The Kings of Summer is a unique coming-of-age comedy about three teenage friends — Joe (Nick Robinson), Patrick (Gabriel Basso) and the eccentric and unpredictable Biaggio (Moises Arias) — who, in the ultimate act of independence, decide to spend their summer building a house in the woods and living off the land. Free from their parents rules, their idyllic summer quickly becomes a test of friendship as each boy learns to appreciate the fact that family — whether it is the one you are born into or the one you create — is something you can’t run away from.
Despicable Me 2

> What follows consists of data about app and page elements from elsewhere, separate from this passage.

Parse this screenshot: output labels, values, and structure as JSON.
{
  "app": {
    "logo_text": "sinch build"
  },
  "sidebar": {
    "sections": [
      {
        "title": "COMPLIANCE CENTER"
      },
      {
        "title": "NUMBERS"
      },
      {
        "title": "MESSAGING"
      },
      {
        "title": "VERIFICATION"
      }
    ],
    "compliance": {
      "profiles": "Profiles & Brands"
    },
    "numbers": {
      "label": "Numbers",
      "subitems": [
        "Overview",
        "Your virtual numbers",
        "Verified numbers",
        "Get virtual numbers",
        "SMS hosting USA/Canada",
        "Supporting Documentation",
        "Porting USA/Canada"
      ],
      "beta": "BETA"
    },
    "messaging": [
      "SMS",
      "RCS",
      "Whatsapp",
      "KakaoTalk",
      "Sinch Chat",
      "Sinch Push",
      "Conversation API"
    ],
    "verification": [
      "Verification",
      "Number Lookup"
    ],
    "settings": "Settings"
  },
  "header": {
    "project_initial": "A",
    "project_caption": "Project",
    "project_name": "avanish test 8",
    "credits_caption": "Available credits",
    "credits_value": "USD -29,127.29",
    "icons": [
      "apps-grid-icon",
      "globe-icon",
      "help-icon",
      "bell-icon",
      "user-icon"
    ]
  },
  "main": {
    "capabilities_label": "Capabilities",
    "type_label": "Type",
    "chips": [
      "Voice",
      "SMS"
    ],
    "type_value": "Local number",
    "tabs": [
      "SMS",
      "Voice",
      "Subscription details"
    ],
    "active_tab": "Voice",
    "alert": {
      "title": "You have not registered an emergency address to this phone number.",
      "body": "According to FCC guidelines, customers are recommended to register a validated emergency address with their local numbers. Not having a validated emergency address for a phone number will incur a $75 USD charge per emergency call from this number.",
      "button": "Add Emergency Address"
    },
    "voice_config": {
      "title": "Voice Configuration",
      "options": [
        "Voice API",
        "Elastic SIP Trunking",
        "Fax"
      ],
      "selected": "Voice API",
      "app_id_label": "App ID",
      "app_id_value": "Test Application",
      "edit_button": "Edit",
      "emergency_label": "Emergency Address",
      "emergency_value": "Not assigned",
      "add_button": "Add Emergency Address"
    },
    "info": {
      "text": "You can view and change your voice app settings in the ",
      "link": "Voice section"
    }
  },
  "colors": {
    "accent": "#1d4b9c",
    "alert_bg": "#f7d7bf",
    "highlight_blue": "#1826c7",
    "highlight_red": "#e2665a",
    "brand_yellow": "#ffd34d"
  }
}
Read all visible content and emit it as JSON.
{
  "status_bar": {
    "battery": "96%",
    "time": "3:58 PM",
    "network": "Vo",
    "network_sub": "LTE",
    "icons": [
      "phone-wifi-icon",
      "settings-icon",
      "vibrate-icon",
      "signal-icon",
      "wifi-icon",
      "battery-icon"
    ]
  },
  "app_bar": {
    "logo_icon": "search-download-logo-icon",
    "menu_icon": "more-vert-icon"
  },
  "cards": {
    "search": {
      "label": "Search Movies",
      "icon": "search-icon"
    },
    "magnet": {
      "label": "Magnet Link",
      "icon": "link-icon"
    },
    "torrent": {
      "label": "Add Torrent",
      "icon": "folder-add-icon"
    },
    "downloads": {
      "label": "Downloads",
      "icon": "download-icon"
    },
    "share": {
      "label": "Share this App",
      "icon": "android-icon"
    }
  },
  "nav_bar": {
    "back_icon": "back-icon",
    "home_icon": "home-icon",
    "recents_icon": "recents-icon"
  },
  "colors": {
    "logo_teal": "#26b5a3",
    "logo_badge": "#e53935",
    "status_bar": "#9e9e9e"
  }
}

Gru, his adorable girls, and the mischievous Minions are back with a cast of unforgettable new characters in the blockbuster sequel to the worldwide phenomenon. Just as Gru has given up being super-bad to be a super-dad, the Anti-Villain League recruits him to track down a new criminal mastermind and save the world. Partnered with secret agent Lucy Wilde, Gru, along with the wildly unpredictable Minions, must figure out how to keep his cover while also keeping up with his duties as a father. Assemble the Minions for laugh-out-loud comedy in “one of the funniest, most enjoyable movies ever!”